Social media — from blogs to wikis to tweets — have become academic media, new means by which scholars communicate, collaborate, and teach. Join us for lunch to hear from a distinguished faculty panel, moderated by John Palfrey, about how they are adopting and adapting to new communication and networking tools, following a keynote by social media thought leader danah boyd. After the presentations, attendees can opt to stay for a practicum on Harvard’s social media practices and resources.
Michael Sandel, Anne T. and Robert M. Bass Professor of Government at Harvard University
Professor Sandel’s course “Justice” is the first Harvard course to be made freely available online and on public television. A website including lecture videos, discussion guides, poll questions, and other resources has generated discussion among students and other viewers around the world. The website is currently being updated to make greater use of social media tools.
Nancy Koehn, James E. Robison Professor of Business Administration, Harvard Business School
So much of the information we receive and send on the overflowing river ways of social media is immediate and detached from a historical frame or often, from any kind of larger frame or context whatsoever. What does it mean for a society to increasingly default into reliance on immediacy and brevity and widespread access as the ne plus ultra in knowledge creation? Knowledge is more than access to information, and wisdom is more than knowledge accumulation. How can we use social networks to create strong foundations for right action and sound choices?
N. Gregory Mankiw, Professor of Economics, Harvard University
Over the past several years, Professor Mankiw has maintained a blog, originally aimed at students in his undergraduate course Ec 10, but eventually reaching a much larger audience. He will talk about the pros and cons of such academic blogging.
Harry R. Lewis, Gordon McKay Professor of Computer Science, School of Engineering and Applied Sciences, Harvard University
John Palfrey — Faculty co-director of the Berkman Center for Internet & Society, Henry N. Ess III Professor of Law and Vice Dean, Library and Information Resources, Harvard Law School— moderates.
Video: Presentation From Berkman Center: Academic Uses of Social Media: Exploring 21st Century Communications
Gary Price (firstname.lastname@example.org) is a librarian, writer, consultant, and frequent conference speaker based in the Washington D.C. metro area.
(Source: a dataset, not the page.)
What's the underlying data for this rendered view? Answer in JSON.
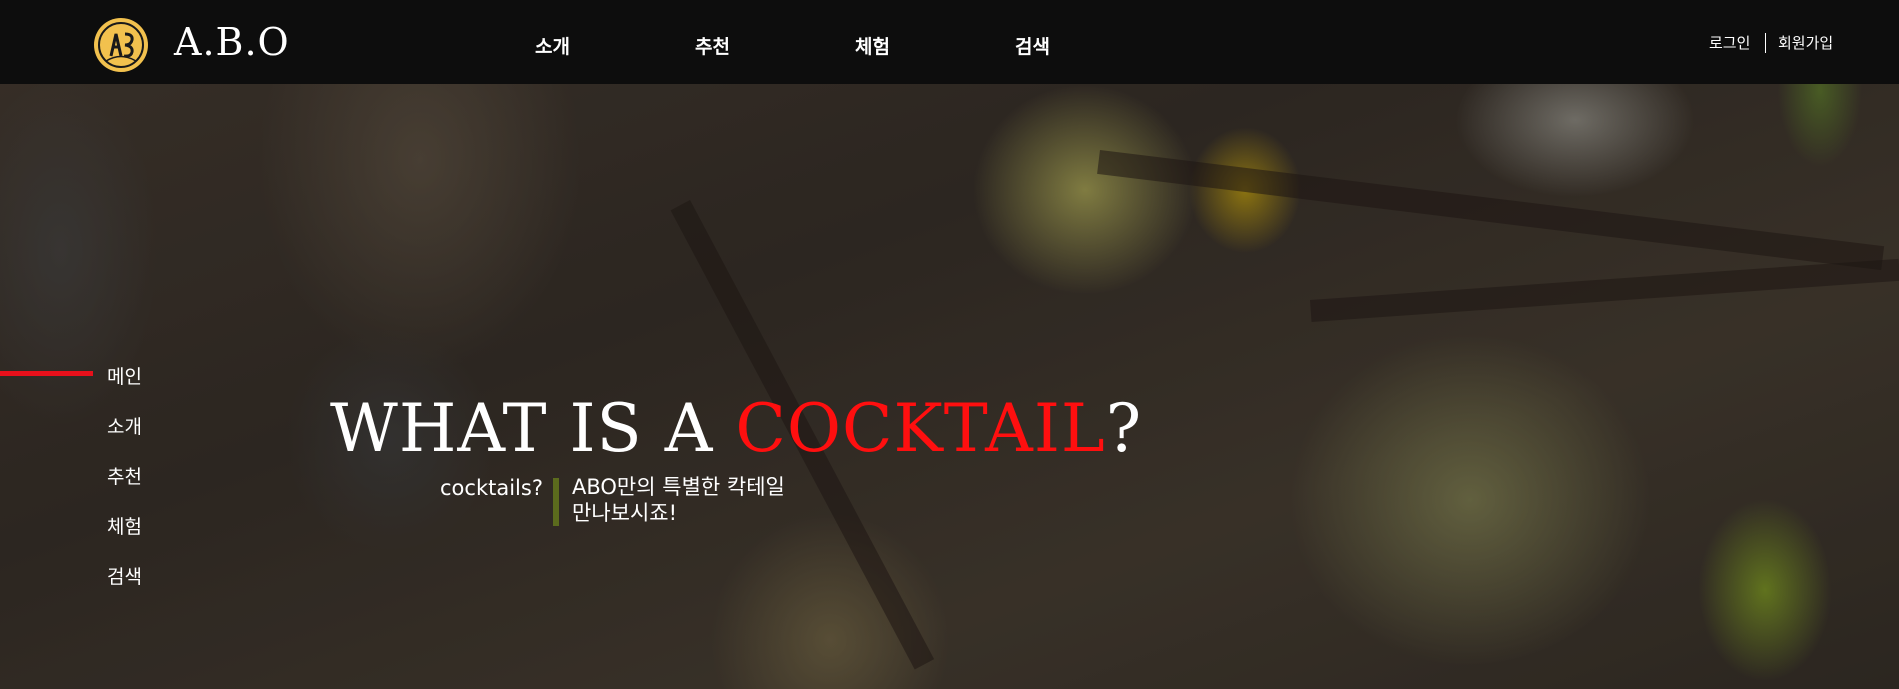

Before launching INFOdocket, Price and Shirl Kennedy were the founders and senior editors at ResourceShelf and DocuTicker for 10 years. From 2006-2009 he was Director of Online Information Services at Ask.com, and is currently a contributing editor at Search Engine Land.